What is needed here is an exact copy of every entry.

[Start of section]

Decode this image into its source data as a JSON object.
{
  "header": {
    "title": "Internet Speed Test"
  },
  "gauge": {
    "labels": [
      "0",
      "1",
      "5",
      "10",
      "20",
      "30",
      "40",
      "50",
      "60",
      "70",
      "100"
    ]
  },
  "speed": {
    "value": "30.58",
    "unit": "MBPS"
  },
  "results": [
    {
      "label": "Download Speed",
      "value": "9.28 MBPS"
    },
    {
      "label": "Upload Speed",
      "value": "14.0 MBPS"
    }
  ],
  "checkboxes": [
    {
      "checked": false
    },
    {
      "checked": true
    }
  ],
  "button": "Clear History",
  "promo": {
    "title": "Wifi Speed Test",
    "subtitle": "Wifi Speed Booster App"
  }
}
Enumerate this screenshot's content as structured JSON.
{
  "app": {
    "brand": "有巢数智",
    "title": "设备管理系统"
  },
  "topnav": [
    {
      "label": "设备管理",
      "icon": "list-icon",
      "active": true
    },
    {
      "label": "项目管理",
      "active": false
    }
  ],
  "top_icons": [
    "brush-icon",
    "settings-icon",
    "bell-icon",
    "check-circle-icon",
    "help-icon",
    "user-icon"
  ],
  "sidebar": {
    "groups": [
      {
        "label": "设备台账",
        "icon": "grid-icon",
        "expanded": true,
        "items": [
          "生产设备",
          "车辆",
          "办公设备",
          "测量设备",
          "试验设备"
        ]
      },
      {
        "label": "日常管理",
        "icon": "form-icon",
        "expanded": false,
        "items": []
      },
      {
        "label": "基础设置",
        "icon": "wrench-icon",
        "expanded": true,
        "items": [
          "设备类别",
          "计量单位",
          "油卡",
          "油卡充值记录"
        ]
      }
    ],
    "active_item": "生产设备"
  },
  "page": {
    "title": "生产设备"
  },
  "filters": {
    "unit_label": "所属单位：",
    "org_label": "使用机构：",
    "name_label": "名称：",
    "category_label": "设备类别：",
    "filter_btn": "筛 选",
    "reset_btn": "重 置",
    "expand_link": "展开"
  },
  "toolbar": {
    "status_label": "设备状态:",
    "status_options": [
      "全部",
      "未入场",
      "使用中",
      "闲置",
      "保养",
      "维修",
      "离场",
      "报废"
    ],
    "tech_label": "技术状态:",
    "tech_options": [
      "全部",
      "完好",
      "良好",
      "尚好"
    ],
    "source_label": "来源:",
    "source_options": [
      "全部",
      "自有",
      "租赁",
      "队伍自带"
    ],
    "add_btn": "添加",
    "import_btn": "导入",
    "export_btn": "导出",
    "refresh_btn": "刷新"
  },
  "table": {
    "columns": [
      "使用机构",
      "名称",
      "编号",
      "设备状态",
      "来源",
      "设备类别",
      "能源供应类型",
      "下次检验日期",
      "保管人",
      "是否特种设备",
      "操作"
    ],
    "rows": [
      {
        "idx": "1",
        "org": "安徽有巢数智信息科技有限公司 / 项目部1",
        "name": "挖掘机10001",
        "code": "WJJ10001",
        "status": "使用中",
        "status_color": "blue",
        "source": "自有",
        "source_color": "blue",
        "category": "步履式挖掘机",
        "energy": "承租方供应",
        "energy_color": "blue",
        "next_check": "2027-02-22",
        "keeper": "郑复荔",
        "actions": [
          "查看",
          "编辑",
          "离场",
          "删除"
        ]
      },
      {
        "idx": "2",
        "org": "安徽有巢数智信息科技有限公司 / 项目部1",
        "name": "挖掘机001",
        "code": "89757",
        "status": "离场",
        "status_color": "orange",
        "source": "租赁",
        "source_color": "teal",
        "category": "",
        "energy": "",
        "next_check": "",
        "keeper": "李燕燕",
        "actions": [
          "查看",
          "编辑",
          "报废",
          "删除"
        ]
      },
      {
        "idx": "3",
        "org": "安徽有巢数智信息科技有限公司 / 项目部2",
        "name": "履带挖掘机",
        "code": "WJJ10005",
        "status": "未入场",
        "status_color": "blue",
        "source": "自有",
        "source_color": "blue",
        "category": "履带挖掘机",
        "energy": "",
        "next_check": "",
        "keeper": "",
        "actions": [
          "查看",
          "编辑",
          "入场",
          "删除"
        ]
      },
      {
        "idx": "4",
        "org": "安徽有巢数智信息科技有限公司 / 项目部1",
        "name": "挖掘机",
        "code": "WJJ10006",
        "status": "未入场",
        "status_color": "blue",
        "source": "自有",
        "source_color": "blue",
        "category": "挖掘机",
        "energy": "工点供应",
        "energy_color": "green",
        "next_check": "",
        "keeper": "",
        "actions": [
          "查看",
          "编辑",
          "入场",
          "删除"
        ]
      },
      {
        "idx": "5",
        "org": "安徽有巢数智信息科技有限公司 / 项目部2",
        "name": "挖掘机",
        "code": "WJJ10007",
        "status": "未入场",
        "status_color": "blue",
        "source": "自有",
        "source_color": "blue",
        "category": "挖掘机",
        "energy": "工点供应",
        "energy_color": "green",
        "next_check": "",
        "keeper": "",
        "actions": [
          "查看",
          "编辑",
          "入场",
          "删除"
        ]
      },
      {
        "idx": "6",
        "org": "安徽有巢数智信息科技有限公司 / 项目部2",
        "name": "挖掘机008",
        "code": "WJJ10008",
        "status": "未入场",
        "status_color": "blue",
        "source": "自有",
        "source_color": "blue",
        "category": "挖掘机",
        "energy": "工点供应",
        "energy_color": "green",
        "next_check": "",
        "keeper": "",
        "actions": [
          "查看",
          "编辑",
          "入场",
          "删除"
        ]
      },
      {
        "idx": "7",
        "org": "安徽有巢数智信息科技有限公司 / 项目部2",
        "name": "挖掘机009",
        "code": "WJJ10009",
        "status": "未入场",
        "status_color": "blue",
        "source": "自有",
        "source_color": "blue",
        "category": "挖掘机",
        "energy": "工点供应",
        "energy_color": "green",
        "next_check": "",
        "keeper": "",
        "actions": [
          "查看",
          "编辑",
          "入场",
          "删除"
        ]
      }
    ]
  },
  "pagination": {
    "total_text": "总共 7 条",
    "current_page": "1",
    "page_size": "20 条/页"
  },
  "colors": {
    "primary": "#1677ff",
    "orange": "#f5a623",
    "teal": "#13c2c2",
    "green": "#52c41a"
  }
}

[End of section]

Answer section.
Decode this image into its source data as a JSON object.
{
  "header": {
    "title": "Internet Speed Test"
  },
  "gauge": {
    "labels": [
      "0",
      "1",
      "5",
      "10",
      "20",
      "30",
      "40",
      "50",
      "60",
      "70",
      "100"
    ]
  },
  "speed": {
    "value": "30.58",
    "unit": "MBPS"
  },
  "results": [
    {
      "label": "Download Speed",
      "value": "9.28 MBPS"
    },
    {
      "label": "Upload Speed",
      "value": "14.0 MBPS"
    }
  ],
  "checkboxes": [
    {
      "checked": false
    },
    {
      "checked": true
    }
  ],
  "button": "Clear History",
  "promo": {
    "title": "Wifi Speed Test",
    "subtitle": "Wifi Speed Booster App"
  }
}
Enumerate this screenshot's content as structured JSON.
{
  "app": {
    "brand": "有巢数智",
    "title": "设备管理系统"
  },
  "topnav": [
    {
      "label": "设备管理",
      "icon": "list-icon",
      "active": true
    },
    {
      "label": "项目管理",
      "active": false
    }
  ],
  "top_icons": [
    "brush-icon",
    "settings-icon",
    "bell-icon",
    "check-circle-icon",
    "help-icon",
    "user-icon"
  ],
  "sidebar": {
    "groups": [
      {
        "label": "设备台账",
        "icon": "grid-icon",
        "expanded": true,
        "items": [
          "生产设备",
          "车辆",
          "办公设备",
          "测量设备",
          "试验设备"
        ]
      },
      {
        "label": "日常管理",
        "icon": "form-icon",
        "expanded": false,
        "items": []
      },
      {
        "label": "基础设置",
        "icon": "wrench-icon",
        "expanded": true,
        "items": [
          "设备类别",
          "计量单位",
          "油卡",
          "油卡充值记录"
        ]
      }
    ],
    "active_item": "生产设备"
  },
  "page": {
    "title": "生产设备"
  },
  "filters": {
    "unit_label": "所属单位：",
    "org_label": "使用机构：",
    "name_label": "名称：",
    "category_label": "设备类别：",
    "filter_btn": "筛 选",
    "reset_btn": "重 置",
    "expand_link": "展开"
  },
  "toolbar": {
    "status_label": "设备状态:",
    "status_options": [
      "全部",
      "未入场",
      "使用中",
      "闲置",
      "保养",
      "维修",
      "离场",
      "报废"
    ],
    "tech_label": "技术状态:",
    "tech_options": [
      "全部",
      "完好",
      "良好",
      "尚好"
    ],
    "source_label": "来源:",
    "source_options": [
      "全部",
      "自有",
      "租赁",
      "队伍自带"
    ],
    "add_btn": "添加",
    "import_btn": "导入",
    "export_btn": "导出",
    "refresh_btn": "刷新"
  },
  "table": {
    "columns": [
      "使用机构",
      "名称",
      "编号",
      "设备状态",
      "来源",
      "设备类别",
      "能源供应类型",
      "下次检验日期",
      "保管人",
      "是否特种设备",
      "操作"
    ],
    "rows": [
      {
        "idx": "1",
        "org": "安徽有巢数智信息科技有限公司 / 项目部1",
        "name": "挖掘机10001",
        "code": "WJJ10001",
        "status": "使用中",
        "status_color": "blue",
        "source": "自有",
        "source_color": "blue",
        "category": "步履式挖掘机",
        "energy": "承租方供应",
        "energy_color": "blue",
        "next_check": "2027-02-22",
        "keeper": "郑复荔",
        "actions": [
          "查看",
          "编辑",
          "离场",
          "删除"
        ]
      },
      {
        "idx": "2",
        "org": "安徽有巢数智信息科技有限公司 / 项目部1",
        "name": "挖掘机001",
        "code": "89757",
        "status": "离场",
        "status_color": "orange",
        "source": "租赁",
        "source_color": "teal",
        "category": "",
        "energy": "",
        "next_check": "",
        "keeper": "李燕燕",
        "actions": [
          "查看",
          "编辑",
          "报废",
          "删除"
        ]
      },
      {
        "idx": "3",
        "org": "安徽有巢数智信息科技有限公司 / 项目部2",
        "name": "履带挖掘机",
        "code": "WJJ10005",
        "status": "未入场",
        "status_color": "blue",
        "source": "自有",
        "source_color": "blue",
        "category": "履带挖掘机",
        "energy": "",
        "next_check": "",
        "keeper": "",
        "actions": [
          "查看",
          "编辑",
          "入场",
          "删除"
        ]
      },
      {
        "idx": "4",
        "org": "安徽有巢数智信息科技有限公司 / 项目部1",
        "name": "挖掘机",
        "code": "WJJ10006",
        "status": "未入场",
        "status_color": "blue",
        "source": "自有",
        "source_color": "blue",
        "category": "挖掘机",
        "energy": "工点供应",
        "energy_color": "green",
        "next_check": "",
        "keeper": "",
        "actions": [
          "查看",
          "编辑",
          "入场",
          "删除"
        ]
      },
      {
        "idx": "5",
        "org": "安徽有巢数智信息科技有限公司 / 项目部2",
        "name": "挖掘机",
        "code": "WJJ10007",
        "status": "未入场",
        "status_color": "blue",
        "source": "自有",
        "source_color": "blue",
        "category": "挖掘机",
        "energy": "工点供应",
        "energy_color": "green",
        "next_check": "",
        "keeper": "",
        "actions": [
          "查看",
          "编辑",
          "入场",
          "删除"
        ]
      },
      {
        "idx": "6",
        "org": "安徽有巢数智信息科技有限公司 / 项目部2",
        "name": "挖掘机008",
        "code": "WJJ10008",
        "status": "未入场",
        "status_color": "blue",
        "source": "自有",
        "source_color": "blue",
        "category": "挖掘机",
        "energy": "工点供应",
        "energy_color": "green",
        "next_check": "",
        "keeper": "",
        "actions": [
          "查看",
          "编辑",
          "入场",
          "删除"
        ]
      },
      {
        "idx": "7",
        "org": "安徽有巢数智信息科技有限公司 / 项目部2",
        "name": "挖掘机009",
        "code": "WJJ10009",
        "status": "未入场",
        "status_color": "blue",
        "source": "自有",
        "source_color": "blue",
        "category": "挖掘机",
        "energy": "工点供应",
        "energy_color": "green",
        "next_check": "",
        "keeper": "",
        "actions": [
          "查看",
          "编辑",
          "入场",
          "删除"
        ]
      }
    ]
  },
  "pagination": {
    "total_text": "总共 7 条",
    "current_page": "1",
    "page_size": "20 条/页"
  },
  "colors": {
    "primary": "#1677ff",
    "orange": "#f5a623",
    "teal": "#13c2c2",
    "green": "#52c41a"
  }
}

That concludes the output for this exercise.